____ Excerpted data
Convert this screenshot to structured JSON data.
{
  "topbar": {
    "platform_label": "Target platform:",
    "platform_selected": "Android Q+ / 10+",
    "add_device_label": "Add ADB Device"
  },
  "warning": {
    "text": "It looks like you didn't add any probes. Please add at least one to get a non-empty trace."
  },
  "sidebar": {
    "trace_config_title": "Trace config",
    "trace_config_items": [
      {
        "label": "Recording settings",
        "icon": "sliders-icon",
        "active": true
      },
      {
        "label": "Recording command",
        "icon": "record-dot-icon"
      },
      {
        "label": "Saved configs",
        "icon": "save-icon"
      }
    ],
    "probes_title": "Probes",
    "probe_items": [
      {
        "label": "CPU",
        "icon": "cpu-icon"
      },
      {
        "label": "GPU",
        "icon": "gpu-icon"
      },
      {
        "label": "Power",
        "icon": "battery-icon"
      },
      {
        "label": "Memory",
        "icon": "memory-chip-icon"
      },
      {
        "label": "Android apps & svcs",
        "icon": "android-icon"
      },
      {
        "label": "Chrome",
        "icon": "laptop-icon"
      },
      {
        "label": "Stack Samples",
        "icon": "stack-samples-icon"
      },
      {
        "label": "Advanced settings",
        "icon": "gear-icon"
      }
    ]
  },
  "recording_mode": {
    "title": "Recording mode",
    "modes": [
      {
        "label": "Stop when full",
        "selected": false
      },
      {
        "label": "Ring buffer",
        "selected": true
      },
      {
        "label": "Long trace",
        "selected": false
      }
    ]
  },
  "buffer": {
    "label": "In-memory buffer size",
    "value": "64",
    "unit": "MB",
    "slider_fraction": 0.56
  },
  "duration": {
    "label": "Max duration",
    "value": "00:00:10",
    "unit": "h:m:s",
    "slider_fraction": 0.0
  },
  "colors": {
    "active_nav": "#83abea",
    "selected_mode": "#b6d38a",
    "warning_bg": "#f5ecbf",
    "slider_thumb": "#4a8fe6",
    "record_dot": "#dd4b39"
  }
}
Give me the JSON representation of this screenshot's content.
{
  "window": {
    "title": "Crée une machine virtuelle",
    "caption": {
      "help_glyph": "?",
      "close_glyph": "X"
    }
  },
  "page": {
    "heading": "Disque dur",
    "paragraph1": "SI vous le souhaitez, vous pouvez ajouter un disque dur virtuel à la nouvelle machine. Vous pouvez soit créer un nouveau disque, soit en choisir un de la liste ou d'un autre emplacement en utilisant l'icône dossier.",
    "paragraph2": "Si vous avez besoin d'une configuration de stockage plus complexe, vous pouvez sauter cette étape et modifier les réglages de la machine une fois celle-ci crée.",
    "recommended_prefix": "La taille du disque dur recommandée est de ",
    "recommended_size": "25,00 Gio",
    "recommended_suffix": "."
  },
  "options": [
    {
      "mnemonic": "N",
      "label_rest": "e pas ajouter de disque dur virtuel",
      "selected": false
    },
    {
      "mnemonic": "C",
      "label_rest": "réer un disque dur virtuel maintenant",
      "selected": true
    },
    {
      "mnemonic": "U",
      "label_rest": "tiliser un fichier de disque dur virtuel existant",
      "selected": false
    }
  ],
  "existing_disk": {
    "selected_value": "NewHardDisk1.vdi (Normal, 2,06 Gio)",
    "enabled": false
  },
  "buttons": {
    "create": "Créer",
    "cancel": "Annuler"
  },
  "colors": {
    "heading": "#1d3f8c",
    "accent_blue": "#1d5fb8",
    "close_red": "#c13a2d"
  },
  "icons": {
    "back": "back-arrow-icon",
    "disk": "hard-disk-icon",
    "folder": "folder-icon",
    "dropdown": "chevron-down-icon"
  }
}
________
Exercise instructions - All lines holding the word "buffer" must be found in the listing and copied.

Answer to this exercise -
        "label": "Ring buffer",
  "buffer": {
    "label": "In-memory buffer size",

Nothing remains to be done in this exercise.